Another important factor for sci-fi MMOs to succeed is going to be to actually MAKE it a sci-fi MMO. I'm sorry, Auto-Assault was only a sci-fi skin laid over the top of a fantasy MMO... I mean, c'mon, cars HEALING EACH OTHER?!?!? That's not the only so-called sci-fi MMO that suffered from that problem, either - and it's the reason I and the folks I know lost interest in them, too... they failed to live up to what they advertised themselves to be.

Posted: Jan 1st 2009 9:56PM (Unverified) said

  • 2 hearts
  • Report
One word: Vehicles!

Seriously, that's what keeps Sci-Fi games interesting and is why people play them.

EVE Online does so well because it pushes the idea that vehicles are the central theme for a Sci-Fi game.

Hell, one of the reasons Halo (I know, it's not an MMO and it's not even PC, but there's still a point to mentioning it) did so well is because for the multiplayer parts it had vehicle action like crazy.


The one thing people want/hope for, for Star Trek Online: Taking control of a ship like the Enterprise and fighting in large scale ship battles (oh, the lag).

Looking back at Tabula Rasa, the one thing every player wanted and was looking forward to was the PAUs promised to be only a few months after launch (of course, they only came in recently as far as I know, so that could be a big factor as to why it died because they didn't have what was most wanted and promised).

For Star Wars The Old Republic Online I'm hoping that they'll have planetary battles on the ground with vehicles (old style ones, not new AT-AT designs). I'm also hoping that and having battles in space with ships. One can dream...

Posted: Jan 2nd 2009 12:36AM (Unverified) said

  • 2 hearts
  • Report
Problem with SciFi MMO's is that there have been so few of them. There have been less then 10 released.

For every one SciFi title there are literally over a dozen fantasy titles.

No one has yet to make a decent SciFi game that is on the scale of SWG that encompasses both Ground and space and has the level of itemization and diversity that it has and this game released in 2003.

But we continue to get elves and dwarves doing kill task mashed down our throats at a pace of over a dozen a year.

Posted: Jan 2nd 2009 5:24AM (Unverified) said

  • 2 hearts
  • Report
As long as sci-fi has sword&sorcery, dragons, spells, mana, castles, and elves, of *course* the genre can succeed!

Posted: Jan 2nd 2009 5:41AM (Unverified) said

  • 2 hearts
  • Report
let me answer with another question:
how much sci do you expect from a sci-fi mmo

i mean look at star treck vs star wars

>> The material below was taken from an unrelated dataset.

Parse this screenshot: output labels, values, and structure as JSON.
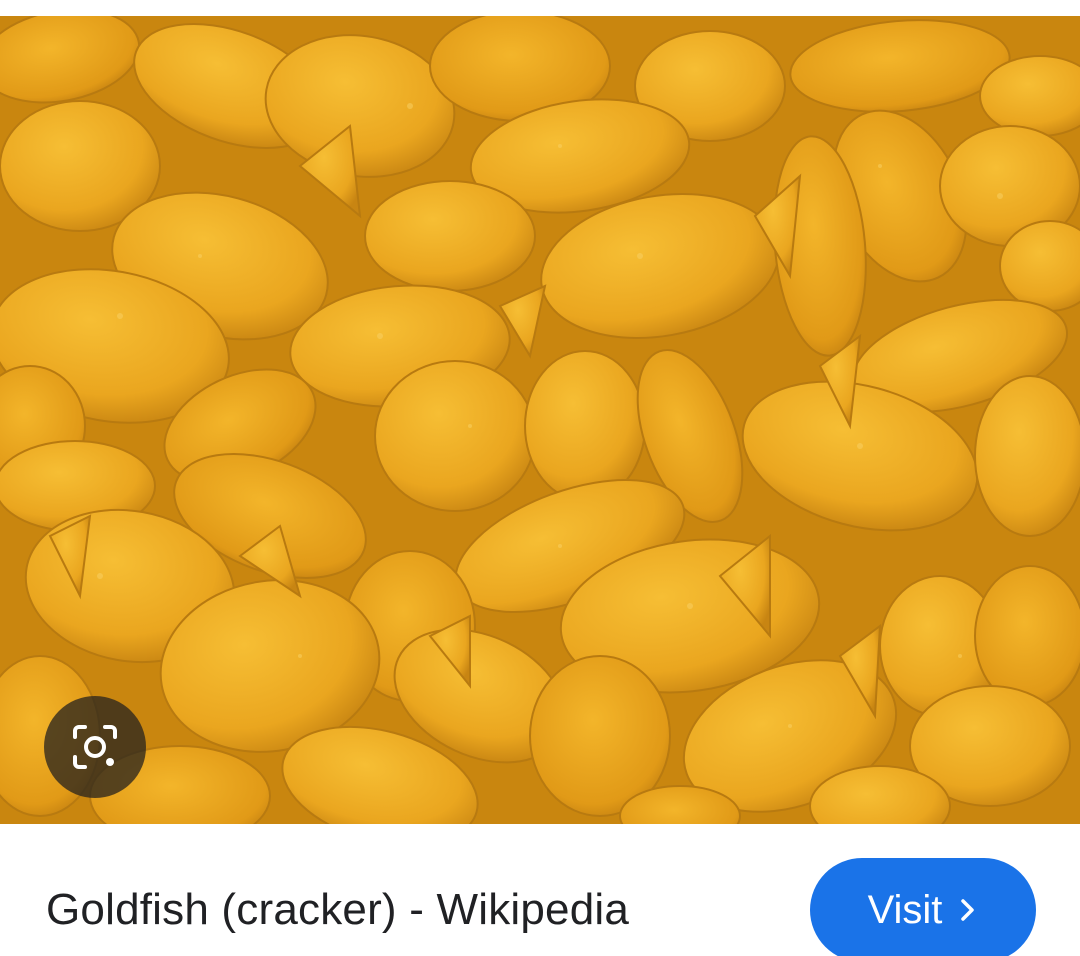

while star treck would (hopefully) embrace science/ exploration of space and technology as the main motivation i always see star wars as just another fantasy game set in some future setting.
they basicly exchange swords for lightsabers, fireballs with grenates and hobbits with ewoks.

sadly i think the further away the sci-fi mmo is from the "sci" the more popular it will be

Posted: Jan 2nd 2009 10:51AM (Unverified) said

  • 2 hearts
  • Report
The genre has a big problem when it comes to becomming main stream.

And I believe it stems from all the trekkie and babylon 5 geeks with their conventions.

That is why I also have a huge doubt when it comes to Star Trek as an mmo.

MMO's needs to be somewhat mainstream to succeed, and not geeky.

Geeky games allways fail because of their geekyness. And geekyness mostly comes from lack of social thinking when creating a game. Gaming companies have far too few females working for them too.

I know a game such as AoC failed misserably at this. It was screaming GEEK all over.

Other geek mmo's are Star Wars Galaxies, Vanguard, Tabula Rasa, City of Heroes and it seems to me that Stargate Worlds is a huge geek downturn as well.

City of Heroes had a somewhat success. But I also believe this is solely because of the large number of Marvel heroes in Hollywood blockbusters the past few years.

I believe the alienating of this GEEK term is the cradle to succeeding in the mmo market.

Posted: Jan 2nd 2009 12:33PM Ergonomic Cat said

  • 2 hearts
  • Report
One word.

Yes.

One more word.

Please?

Featured Stories

Engadget

Engadget

Joystiq

Joystiq

WoW Insider

WoW

TUAW

TUAW